(c) Deductions for mandatory union dues and retirement benefits, provided that they are required as a condition of employment.
(d) Deductions for health insurance or health plan premiums for the parent and for any children the parent has an obligation to support...
I was served FL-100. Petitioner requests physical custody with visitation granted to me. I was thinking joint custody would be good, not sure of the difference and what benefits the petitioner gets by having physical custody.
I am including links below which will explain the statutory difference between legal and physical custody, sole vs. joint, as well as some Model Parenting Plans. Just so you know, there is no legal definition for primary physical custody in the California Family Code. Hope that helps. Good luck.See question

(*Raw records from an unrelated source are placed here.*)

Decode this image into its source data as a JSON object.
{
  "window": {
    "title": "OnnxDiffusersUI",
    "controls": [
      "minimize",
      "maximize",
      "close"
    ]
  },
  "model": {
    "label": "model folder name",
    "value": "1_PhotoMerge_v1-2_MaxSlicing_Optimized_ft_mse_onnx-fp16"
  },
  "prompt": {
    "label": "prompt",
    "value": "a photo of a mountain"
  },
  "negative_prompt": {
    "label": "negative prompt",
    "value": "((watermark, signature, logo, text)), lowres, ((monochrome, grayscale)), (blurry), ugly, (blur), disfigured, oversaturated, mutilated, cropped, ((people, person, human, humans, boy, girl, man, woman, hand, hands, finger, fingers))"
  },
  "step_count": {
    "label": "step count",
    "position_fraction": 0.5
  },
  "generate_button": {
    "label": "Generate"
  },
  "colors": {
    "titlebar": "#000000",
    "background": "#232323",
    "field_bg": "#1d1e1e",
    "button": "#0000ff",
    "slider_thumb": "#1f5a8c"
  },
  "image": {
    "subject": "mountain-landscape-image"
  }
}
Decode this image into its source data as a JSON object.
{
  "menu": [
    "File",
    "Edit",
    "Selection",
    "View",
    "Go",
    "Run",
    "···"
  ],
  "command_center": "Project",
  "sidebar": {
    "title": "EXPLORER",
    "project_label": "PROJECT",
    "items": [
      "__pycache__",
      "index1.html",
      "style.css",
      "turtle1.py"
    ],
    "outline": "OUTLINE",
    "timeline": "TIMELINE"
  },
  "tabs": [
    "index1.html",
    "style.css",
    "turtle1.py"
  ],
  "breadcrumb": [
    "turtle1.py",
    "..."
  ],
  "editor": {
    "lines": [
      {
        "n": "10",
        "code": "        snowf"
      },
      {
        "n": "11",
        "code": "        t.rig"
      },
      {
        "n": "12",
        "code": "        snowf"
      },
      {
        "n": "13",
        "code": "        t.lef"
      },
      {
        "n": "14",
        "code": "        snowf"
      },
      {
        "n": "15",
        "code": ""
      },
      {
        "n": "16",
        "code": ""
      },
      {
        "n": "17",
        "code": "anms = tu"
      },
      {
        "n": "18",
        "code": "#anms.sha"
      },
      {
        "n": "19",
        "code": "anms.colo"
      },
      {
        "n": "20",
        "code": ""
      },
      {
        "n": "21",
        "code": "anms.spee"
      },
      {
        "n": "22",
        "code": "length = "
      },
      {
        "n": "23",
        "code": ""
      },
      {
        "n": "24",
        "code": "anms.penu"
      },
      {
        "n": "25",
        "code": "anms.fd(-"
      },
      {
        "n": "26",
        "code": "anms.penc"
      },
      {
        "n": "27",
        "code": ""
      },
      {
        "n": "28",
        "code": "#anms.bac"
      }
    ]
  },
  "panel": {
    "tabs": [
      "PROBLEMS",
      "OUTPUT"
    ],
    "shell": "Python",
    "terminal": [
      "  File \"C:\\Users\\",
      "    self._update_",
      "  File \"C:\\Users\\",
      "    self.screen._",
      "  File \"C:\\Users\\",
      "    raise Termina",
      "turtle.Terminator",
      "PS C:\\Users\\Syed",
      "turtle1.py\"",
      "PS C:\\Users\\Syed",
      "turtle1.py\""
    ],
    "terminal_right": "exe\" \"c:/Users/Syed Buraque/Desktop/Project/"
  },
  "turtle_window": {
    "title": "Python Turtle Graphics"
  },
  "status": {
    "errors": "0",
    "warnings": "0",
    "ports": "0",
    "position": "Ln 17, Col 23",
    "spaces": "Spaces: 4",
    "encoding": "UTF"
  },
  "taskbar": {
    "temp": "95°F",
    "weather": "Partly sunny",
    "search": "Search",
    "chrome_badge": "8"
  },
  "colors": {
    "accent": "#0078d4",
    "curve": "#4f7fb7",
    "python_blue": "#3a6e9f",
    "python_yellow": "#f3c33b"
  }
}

She is due to start school mid August and I unable to get my co-parent to agree to going to mediation with me. He has spoke of possible moving to another county. He has moved with her many times before and to another county as well. No notifica...
You should not file an ex parte application regarding custody unless you really think the other parent is going to remove the child from California. But you should file a Request for Order immediately, if you cannot agree on what school the child will attend. Once you file the RFO, the clerk will set a mediation date, which is mandatory in all custody matters prior to going to court. I am including links below which may be of some help--including the form you need to fill out for the RFO. Good luck.See question

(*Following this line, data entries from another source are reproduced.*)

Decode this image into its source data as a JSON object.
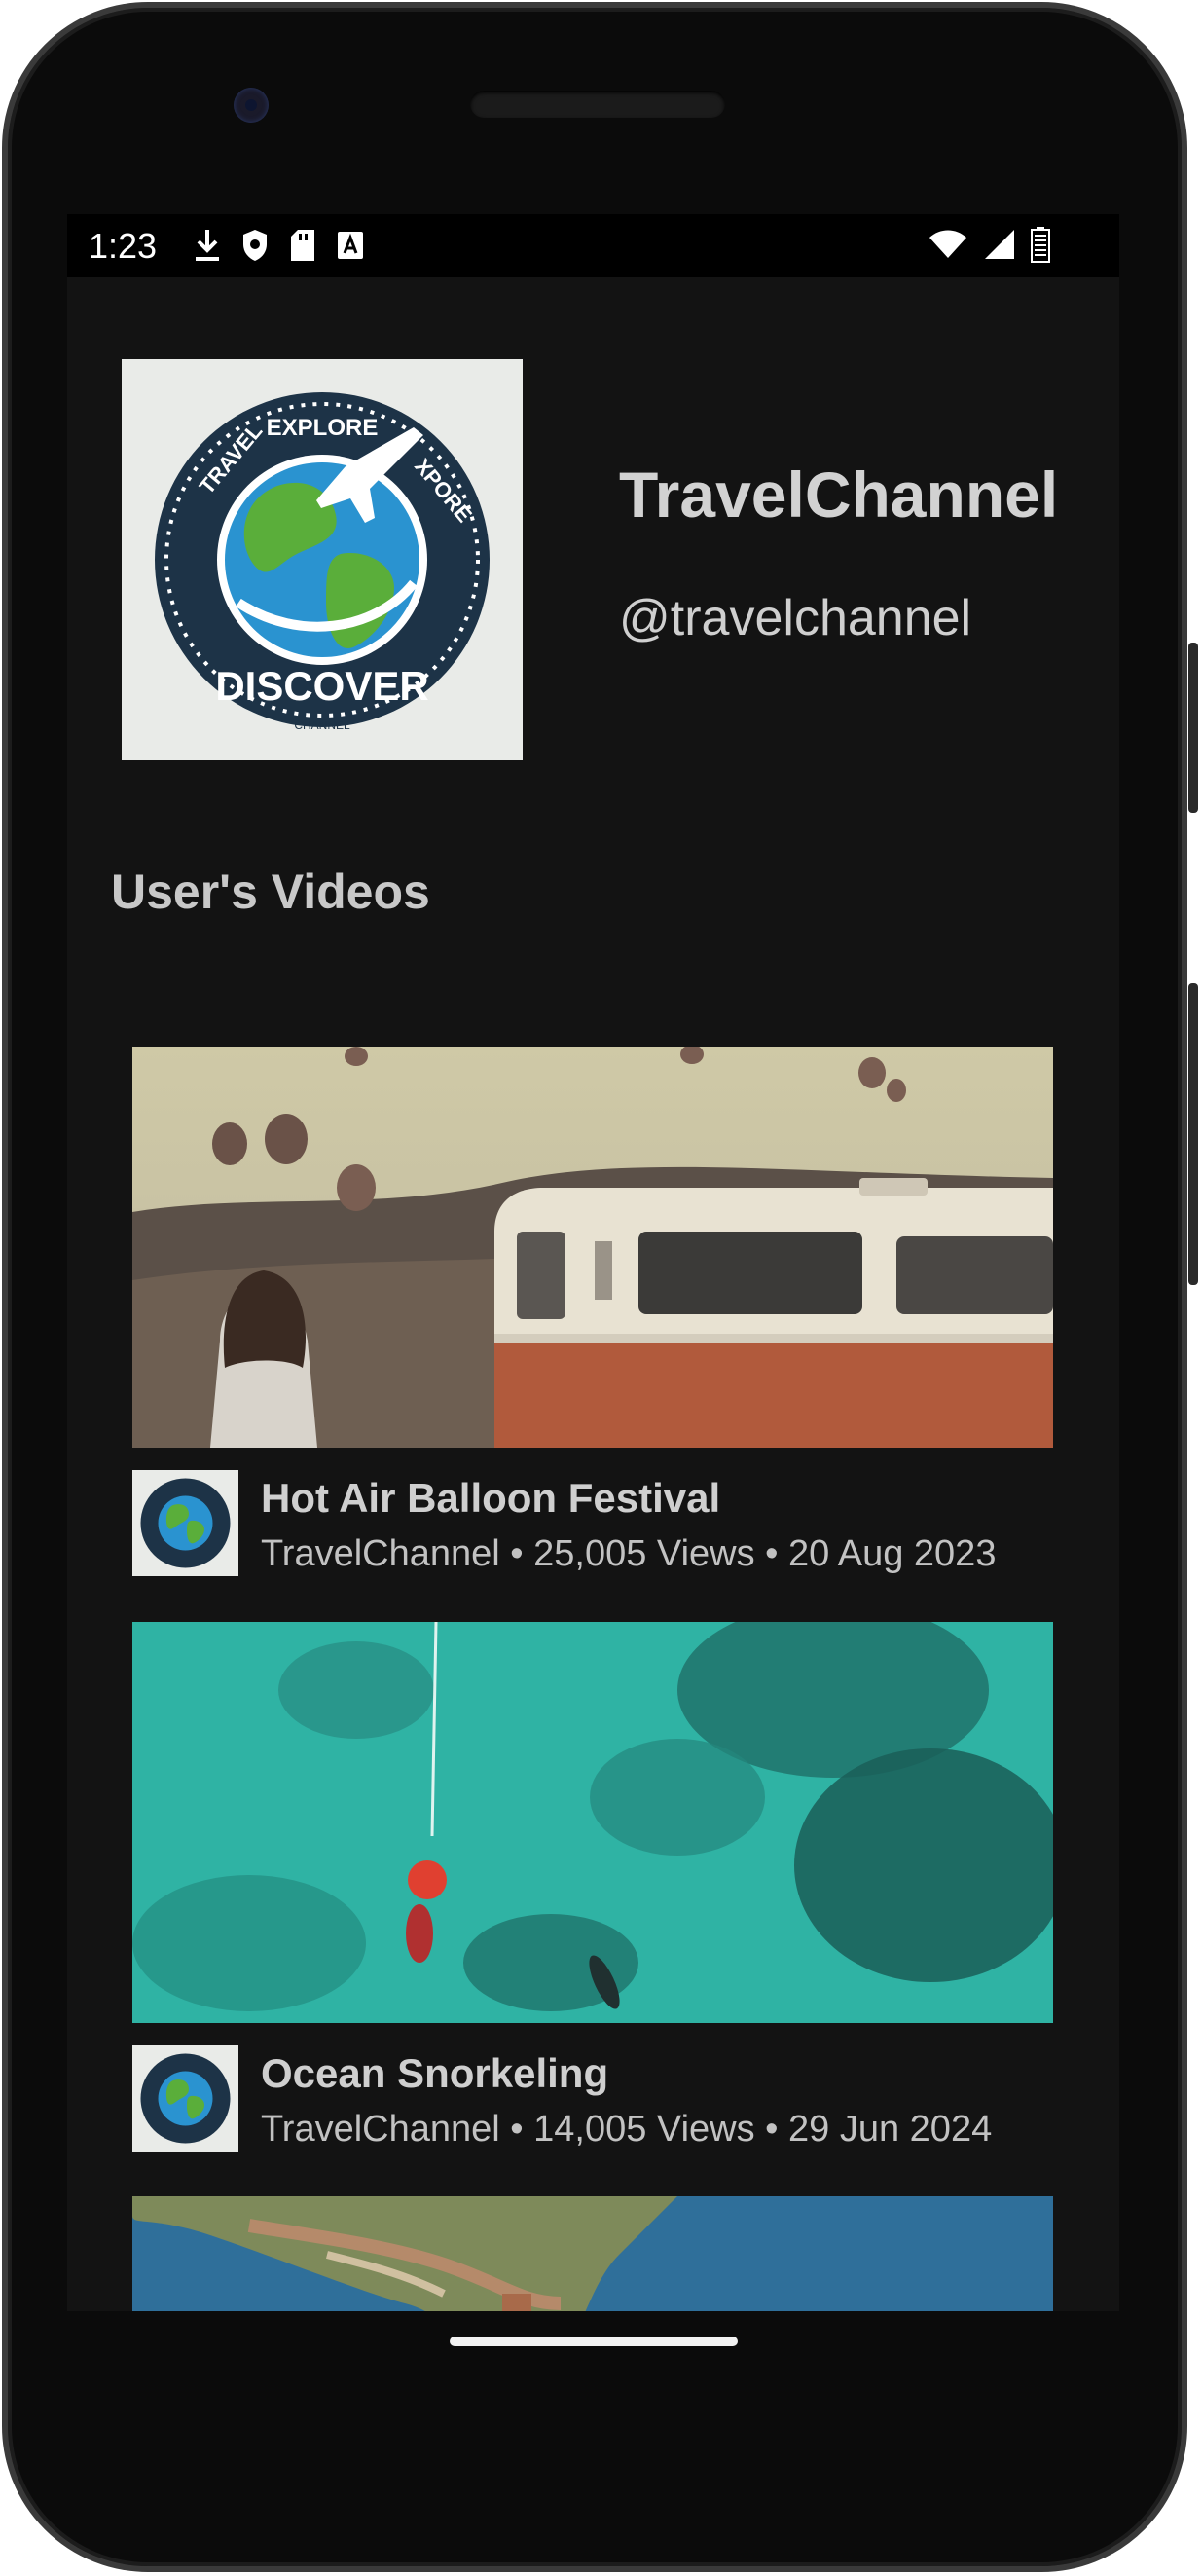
{
  "statusbar": {
    "time": "1:23",
    "left_icons": [
      "download-icon",
      "shield-icon",
      "sdcard-icon",
      "keyboard-a-icon"
    ],
    "right_icons": [
      "wifi-icon",
      "signal-icon",
      "battery-icon"
    ]
  },
  "channel": {
    "name": "TravelChannel",
    "handle": "@travelchannel",
    "logo_text": [
      "TRAVEL",
      "EXPLORE",
      "XPORE",
      "DISCOVER",
      "CHANNEL"
    ]
  },
  "section": {
    "title": "User's Videos"
  },
  "videos": [
    {
      "title": "Hot Air Balloon Festival",
      "subtitle": "TravelChannel • 25,005 Views • 20 Aug 2023",
      "thumb": "balloons-van"
    },
    {
      "title": "Ocean Snorkeling",
      "subtitle": "TravelChannel • 14,005 Views • 29 Jun 2024",
      "thumb": "ocean-aerial"
    },
    {
      "title": "",
      "subtitle": "",
      "thumb": "coast-aerial"
    }
  ],
  "colors": {
    "screen_bg": "#131313",
    "text_primary": "#d2d2d2",
    "accent_globe": "#2a93d0",
    "accent_land": "#5aae3a"
  }
}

I filed for custody of my son, and my ex-husband convinced me to work things out without the court. We agreed to not show up to the hearing but, he went anyway. He was awarded full custody. How can I get some type of visitation? I have not seen hi...
The court will encourage "frequent and continuing contact" in cases where there aren't allegations of abuse, drug/alcohol problems, and the like. You most certainly can file a Request for Order seeking some visitation and then thereafter, assuming things go well, a step-up in your time with your son. But your situation probably has some additional facts about why you haven't seen your son since 2010--and I highly recommend that you consult with an experienced family law attorney about the specifics of your case. Nonetheless, I am including links below which will help explain how you go about requesting custody and/or visitation.See question
I'm respondent and the petitioner wants sole physical custody and grant me visitation. We have agreed on joint legal custody. What type of decisions can she make by having sole physical custody that I can't?
I am including a link below which will explain the difference between legal and physical custody. I hope it helps. Good luck.See question
after his dad heard about my son telling the therapist his dad hits him. He is now filled for sole custody because my son has a problem with acting out.
Yes, he can. You need to draft a Responsive Declaration setting forth the reasons why you don't think visitation is appropriate. Better yet, you should consult with an experienced family law attorney to help you draft your declaration and represent you in court. I am including a link to the form you will need to fill out. Make sure you file and serve your Responsive Declaration 9 court days before the hearing. Good luck.See question
I had a cps case in 2007 and we had to take classes I did all mine but he refused to do his and the judge said so your giving up all rights to your son he said yes. the judge said if I was in trouble that he could not get my child. well now he wan...
No, not if his legal rights were terminated in dependency court.See question